Back in 2016, The Land Trust for Tennessee had a record year: over 18,400 acres protected through 36 projects across the state. Needless to say, we were busy.
A blistering work pace meant some projects weren’t shared with others in the way we like to celebrate the commitment made by Tennesseans to protect their land. Dog Cove was one of the many conservation successes in 2016 and played an important role that year in connecting forests and wildlife habitat. Since then, the landowner decided to once again partner with The Land Trust and TN Department of Environment & Conservation (“TDEC”) to protect the last remaining portion of the property, adding its historic homestead to Tennessee’s public lands.
Here is the story of how the community of White County and its visitors can now discover and experience this beautiful, historic land.
Home to History & Nature
Located less than an hour’s drive north of Fall Creek Falls State Park, Tom Lee’s land in Dog Cove has been in his family for over 150 years. “I have records of taxes paid on the property dating back to the mid-1800s,” said Tom. “Before the Coles came,” of whom Tom is a descendant, “the Fraziers lived there, and there are a couple of graves above the homestead believed to be the Frazier family.”
Tom’s grandfather was born along Lost Creek in 1901 and grew up to become a sawyer, building saw mills for a living. Throughout the years, the family continued to predominantly farm cut timber. As Tom recalls with both great respect and a little amusement, “This was a time when timber was the only way to make money. Buying screens for the kitchen was a big deal!”
Aside from a rich family history that could provide endless stories around a campfire, Dog Cove is also located in one of the most biologically diverse regions in the southeastern United States – the South Cumberland region. The cove is known for its appearing and disappearing creeks and lies just north of Lost Creek Natural Area, supplying the water that creates Lost Creek Falls.¹
Dog Cove is also adjacent to Virgin Falls State Natural Area and Bridgestone-Firestone Centennial Wilderness Wildlife Management Area and expands the connectivity of forests and wildlife habitat for Fall Creek Falls State Park. With the protected land in the area, it would be possible to hike from Lost Creek over to Virgin Falls or down to Fall Creek Falls without ever leaving public land (however at this point no trails currently connect the areas).²
A Gift to the Community
In 2014, Park Manager Stuart Carroll discovered that Tom was interested in selling 680 acres in Dog Cove. Having partnered with The Land Trust for over a decade, Stuart suggested The Land Trust reach out to both the landowner and Brock Hill, Deputy Commissioner of TDEC’s Bureau of Parks & Conservation, to see if conserving the land was possible.
Tom saw the opportunity for his family land to be looked after for generations to come. “There was always somebody to take care of this place,” said Tom, who believed that TDEC would be a great fit as the land’s new caretaker.

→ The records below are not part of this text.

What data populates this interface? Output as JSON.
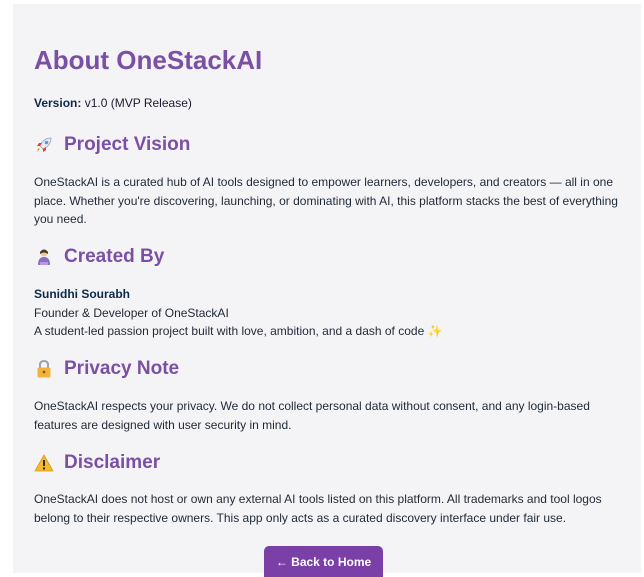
{
  "title": "About OneStackAI",
  "version": {
    "label": "Version:",
    "value": "v1.0 (MVP Release)"
  },
  "sections": {
    "vision": {
      "heading": "Project Vision",
      "icon": "rocket-icon",
      "text": "OneStackAI is a curated hub of AI tools designed to empower learners, developers, and creators — all in one place. Whether you're discovering, launching, or dominating with AI, this platform stacks the best of everything you need."
    },
    "created_by": {
      "heading": "Created By",
      "icon": "person-icon",
      "name": "Sunidhi Sourabh",
      "role": "Founder & Developer of OneStackAI",
      "tagline": "A student-led passion project built with love, ambition, and a dash of code",
      "tagline_emoji": "✨"
    },
    "privacy": {
      "heading": "Privacy Note",
      "icon": "lock-icon",
      "text": "OneStackAI respects your privacy. We do not collect personal data without consent, and any login-based features are designed with user security in mind."
    },
    "disclaimer": {
      "heading": "Disclaimer",
      "icon": "warning-icon",
      "text": "OneStackAI does not host or own any external AI tools listed on this platform. All trademarks and tool logos belong to their respective owners. This app only acts as a curated discovery interface under fair use."
    }
  },
  "back_button": {
    "label": "← Back to Home"
  },
  "colors": {
    "heading": "#7b4fa3",
    "button": "#7b3fa8",
    "text": "#1f2937",
    "panel": "#f4f4f6"
  }
}
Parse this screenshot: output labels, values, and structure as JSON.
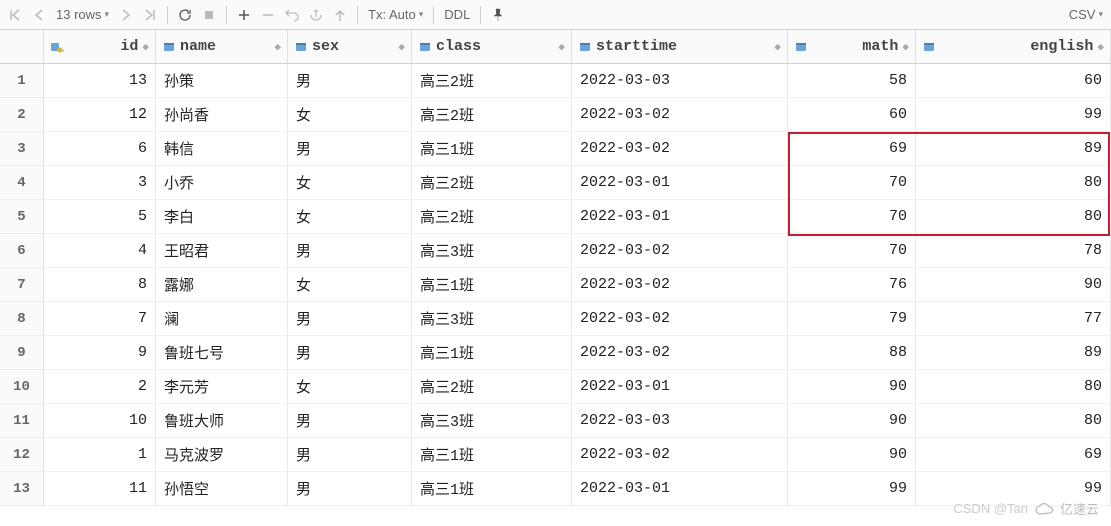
{
  "toolbar": {
    "rows_label": "13 rows",
    "tx_label": "Tx: Auto",
    "ddl_label": "DDL",
    "export_label": "CSV"
  },
  "columns": [
    {
      "key": "id",
      "label": "id",
      "numeric": true,
      "pk": true
    },
    {
      "key": "name",
      "label": "name",
      "numeric": false,
      "pk": false
    },
    {
      "key": "sex",
      "label": "sex",
      "numeric": false,
      "pk": false
    },
    {
      "key": "class",
      "label": "class",
      "numeric": false,
      "pk": false
    },
    {
      "key": "starttime",
      "label": "starttime",
      "numeric": false,
      "pk": false
    },
    {
      "key": "math",
      "label": "math",
      "numeric": true,
      "pk": false
    },
    {
      "key": "english",
      "label": "english",
      "numeric": true,
      "pk": false
    }
  ],
  "rows": [
    {
      "id": 13,
      "name": "孙策",
      "sex": "男",
      "class": "高三2班",
      "starttime": "2022-03-03",
      "math": 58,
      "english": 60
    },
    {
      "id": 12,
      "name": "孙尚香",
      "sex": "女",
      "class": "高三2班",
      "starttime": "2022-03-02",
      "math": 60,
      "english": 99
    },
    {
      "id": 6,
      "name": "韩信",
      "sex": "男",
      "class": "高三1班",
      "starttime": "2022-03-02",
      "math": 69,
      "english": 89
    },
    {
      "id": 3,
      "name": "小乔",
      "sex": "女",
      "class": "高三2班",
      "starttime": "2022-03-01",
      "math": 70,
      "english": 80
    },
    {
      "id": 5,
      "name": "李白",
      "sex": "女",
      "class": "高三2班",
      "starttime": "2022-03-01",
      "math": 70,
      "english": 80
    },
    {
      "id": 4,
      "name": "王昭君",
      "sex": "男",
      "class": "高三3班",
      "starttime": "2022-03-02",
      "math": 70,
      "english": 78
    },
    {
      "id": 8,
      "name": "露娜",
      "sex": "女",
      "class": "高三1班",
      "starttime": "2022-03-02",
      "math": 76,
      "english": 90
    },
    {
      "id": 7,
      "name": "澜",
      "sex": "男",
      "class": "高三3班",
      "starttime": "2022-03-02",
      "math": 79,
      "english": 77
    },
    {
      "id": 9,
      "name": "鲁班七号",
      "sex": "男",
      "class": "高三1班",
      "starttime": "2022-03-02",
      "math": 88,
      "english": 89
    },
    {
      "id": 2,
      "name": "李元芳",
      "sex": "女",
      "class": "高三2班",
      "starttime": "2022-03-01",
      "math": 90,
      "english": 80
    },
    {
      "id": 10,
      "name": "鲁班大师",
      "sex": "男",
      "class": "高三3班",
      "starttime": "2022-03-03",
      "math": 90,
      "english": 80
    },
    {
      "id": 1,
      "name": "马克波罗",
      "sex": "男",
      "class": "高三1班",
      "starttime": "2022-03-02",
      "math": 90,
      "english": 69
    },
    {
      "id": 11,
      "name": "孙悟空",
      "sex": "男",
      "class": "高三1班",
      "starttime": "2022-03-01",
      "math": 99,
      "english": 99
    }
  ],
  "watermark": {
    "left": "CSDN @Tan",
    "right": "亿速云"
  }
}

The Land Trust then partnered to facilitate the project, securing and leveraging private funding from the Open Space Institute to assist the state’s purchase of Dog Cove. Conservation success was celebrated in 2016 when Dog Cove officially transferred to Tennessee State Parks.
In 2018, Tom decided to protect the final piece of Dog Cove – the 4.88-acre homestead known to the family as Camp Wallace. As of October 2018, The Land Trust is the temporary holder of the property as it prepares to transfer it to Tennessee Department of Environment and Conservation.
“There are several things that make Dog Cove unique. It is a true cove and is part of the larger Lost Creek Cove. The creek appears then disappears as people wander across the cove floor. With numerous caves, sinks, seeps, creeks, bluffs, and timber stands, this area also contains tremendous scenic and biological diversity,” explains Stuart, who manages Virgin Falls State Natural Area, Lost Creek State Natural Area, and Dog Cove.
Tom is grateful that his family land will be well looked after for years to come for the community’s benefit. “Growing up, we always moved around but the homestead was always there. It’s the only place I could ever call ‘home’. It means a lot to me – still does.”
Your generosity supports projects like Dog Cove and our commitment to forever protect these irreplaceable landscapes. Please consider a gift to support conservation in both our communities and wild, open spaces across Tennessee.
Did you know? The Land Trust has partnered with the State of Tennessee to protect over 19,300 acres.
Photos courtesy of Chuck Sutherland
Visiting Dog Cove:
• Dog Cove is open to the public during daylight only and closes at night.
• Location: 6747 Lost Creek Road, Sparta, TN 38583
• Public parking is available on the right as you cross the bridge or in front of the Beecher Wallace homestead.
• Approximately eight miles of trails are available for use.
¹,² “Lost Creek State Natural Area”, TN Department of Environment & Conservation